WORK TO COMPLETE
Using the data below, copy out all lines with the word "Process".

GIVEN ENTRIES

■ ■ ■ ■

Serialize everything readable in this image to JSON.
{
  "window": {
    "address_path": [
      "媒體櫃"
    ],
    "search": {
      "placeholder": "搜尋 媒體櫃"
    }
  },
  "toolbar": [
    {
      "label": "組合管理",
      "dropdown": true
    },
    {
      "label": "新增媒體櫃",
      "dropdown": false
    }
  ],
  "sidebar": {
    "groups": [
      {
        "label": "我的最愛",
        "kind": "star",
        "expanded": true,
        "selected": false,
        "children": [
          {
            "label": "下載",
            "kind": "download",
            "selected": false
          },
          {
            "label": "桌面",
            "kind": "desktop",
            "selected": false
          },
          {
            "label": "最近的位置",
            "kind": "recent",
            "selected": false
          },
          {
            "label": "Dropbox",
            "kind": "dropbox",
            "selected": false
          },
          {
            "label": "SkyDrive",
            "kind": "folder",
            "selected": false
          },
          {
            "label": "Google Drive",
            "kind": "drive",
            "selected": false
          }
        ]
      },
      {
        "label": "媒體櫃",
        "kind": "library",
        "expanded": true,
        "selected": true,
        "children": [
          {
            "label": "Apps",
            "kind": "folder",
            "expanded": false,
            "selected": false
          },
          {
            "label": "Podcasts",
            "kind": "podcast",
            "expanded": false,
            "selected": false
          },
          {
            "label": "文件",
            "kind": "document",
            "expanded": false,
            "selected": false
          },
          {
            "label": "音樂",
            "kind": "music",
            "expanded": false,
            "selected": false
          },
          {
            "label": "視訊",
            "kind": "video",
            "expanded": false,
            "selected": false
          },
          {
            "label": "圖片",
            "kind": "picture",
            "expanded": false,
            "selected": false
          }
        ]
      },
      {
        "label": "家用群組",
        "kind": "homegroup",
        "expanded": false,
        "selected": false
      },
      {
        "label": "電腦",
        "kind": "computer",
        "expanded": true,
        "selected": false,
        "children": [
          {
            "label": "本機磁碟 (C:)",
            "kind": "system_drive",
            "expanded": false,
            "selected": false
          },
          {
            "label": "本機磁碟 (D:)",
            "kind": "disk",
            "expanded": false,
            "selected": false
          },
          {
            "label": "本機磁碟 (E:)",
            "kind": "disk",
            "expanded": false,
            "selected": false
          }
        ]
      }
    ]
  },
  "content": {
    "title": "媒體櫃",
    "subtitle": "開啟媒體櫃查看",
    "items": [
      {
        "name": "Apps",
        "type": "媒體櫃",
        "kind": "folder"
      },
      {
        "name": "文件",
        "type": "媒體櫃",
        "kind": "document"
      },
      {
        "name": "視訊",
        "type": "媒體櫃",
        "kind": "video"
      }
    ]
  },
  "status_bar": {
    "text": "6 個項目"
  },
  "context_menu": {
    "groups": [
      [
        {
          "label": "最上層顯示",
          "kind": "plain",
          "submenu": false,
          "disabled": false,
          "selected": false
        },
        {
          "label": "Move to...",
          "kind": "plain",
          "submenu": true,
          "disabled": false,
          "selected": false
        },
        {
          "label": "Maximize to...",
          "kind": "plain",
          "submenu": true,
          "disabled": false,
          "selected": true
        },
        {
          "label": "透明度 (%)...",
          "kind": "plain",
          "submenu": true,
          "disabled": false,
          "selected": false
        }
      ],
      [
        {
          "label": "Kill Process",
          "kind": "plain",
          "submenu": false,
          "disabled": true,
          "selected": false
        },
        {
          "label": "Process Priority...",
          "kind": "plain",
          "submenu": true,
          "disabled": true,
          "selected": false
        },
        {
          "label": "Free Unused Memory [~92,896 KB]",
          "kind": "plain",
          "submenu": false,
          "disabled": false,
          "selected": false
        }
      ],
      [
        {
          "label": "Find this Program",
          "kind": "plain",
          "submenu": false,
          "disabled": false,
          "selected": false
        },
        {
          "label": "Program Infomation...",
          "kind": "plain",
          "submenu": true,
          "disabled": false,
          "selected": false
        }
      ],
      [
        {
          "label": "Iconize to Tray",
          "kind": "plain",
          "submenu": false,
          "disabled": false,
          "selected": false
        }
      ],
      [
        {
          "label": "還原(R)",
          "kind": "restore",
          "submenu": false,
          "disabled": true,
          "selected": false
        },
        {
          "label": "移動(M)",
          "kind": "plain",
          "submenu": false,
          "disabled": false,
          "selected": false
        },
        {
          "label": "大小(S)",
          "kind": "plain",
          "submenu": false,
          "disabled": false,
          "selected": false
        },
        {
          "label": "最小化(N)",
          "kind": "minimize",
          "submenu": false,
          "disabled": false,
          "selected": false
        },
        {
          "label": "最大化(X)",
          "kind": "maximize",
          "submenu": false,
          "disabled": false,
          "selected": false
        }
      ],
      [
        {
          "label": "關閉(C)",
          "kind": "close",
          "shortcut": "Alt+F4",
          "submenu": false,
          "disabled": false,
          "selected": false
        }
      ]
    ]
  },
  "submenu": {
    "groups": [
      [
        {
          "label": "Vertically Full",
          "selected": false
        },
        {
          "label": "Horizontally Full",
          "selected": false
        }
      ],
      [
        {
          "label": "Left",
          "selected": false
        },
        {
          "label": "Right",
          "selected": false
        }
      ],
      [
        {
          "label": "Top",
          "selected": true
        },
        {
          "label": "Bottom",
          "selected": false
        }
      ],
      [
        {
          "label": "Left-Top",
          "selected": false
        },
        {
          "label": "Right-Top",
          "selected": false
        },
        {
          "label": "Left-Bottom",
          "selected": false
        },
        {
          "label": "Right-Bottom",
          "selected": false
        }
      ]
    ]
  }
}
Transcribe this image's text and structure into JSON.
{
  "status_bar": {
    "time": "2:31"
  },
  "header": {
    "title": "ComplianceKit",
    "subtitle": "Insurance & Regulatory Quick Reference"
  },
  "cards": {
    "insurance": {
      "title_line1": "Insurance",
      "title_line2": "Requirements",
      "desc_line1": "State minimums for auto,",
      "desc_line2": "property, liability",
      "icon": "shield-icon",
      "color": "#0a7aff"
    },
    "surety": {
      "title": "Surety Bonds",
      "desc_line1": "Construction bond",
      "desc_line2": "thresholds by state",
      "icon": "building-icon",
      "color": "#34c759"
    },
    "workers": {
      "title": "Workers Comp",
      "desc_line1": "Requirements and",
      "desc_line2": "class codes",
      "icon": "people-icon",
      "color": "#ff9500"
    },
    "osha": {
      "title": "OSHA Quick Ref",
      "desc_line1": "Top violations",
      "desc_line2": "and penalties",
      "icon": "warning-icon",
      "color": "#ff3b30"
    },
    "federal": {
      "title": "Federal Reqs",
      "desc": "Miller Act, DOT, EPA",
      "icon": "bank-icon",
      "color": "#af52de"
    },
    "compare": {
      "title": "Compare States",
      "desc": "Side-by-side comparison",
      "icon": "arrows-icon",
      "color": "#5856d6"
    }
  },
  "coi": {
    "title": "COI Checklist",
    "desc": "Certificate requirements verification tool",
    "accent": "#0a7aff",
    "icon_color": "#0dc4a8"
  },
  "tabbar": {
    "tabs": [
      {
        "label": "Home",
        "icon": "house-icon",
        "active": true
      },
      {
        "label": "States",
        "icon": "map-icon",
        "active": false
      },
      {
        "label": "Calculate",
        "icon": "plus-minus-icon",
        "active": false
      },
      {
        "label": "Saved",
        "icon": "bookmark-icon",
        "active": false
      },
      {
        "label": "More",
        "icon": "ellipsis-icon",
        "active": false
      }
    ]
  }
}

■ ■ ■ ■

TASK RESPONSE
          "label": "Kill Process",
          "label": "Process Priority...",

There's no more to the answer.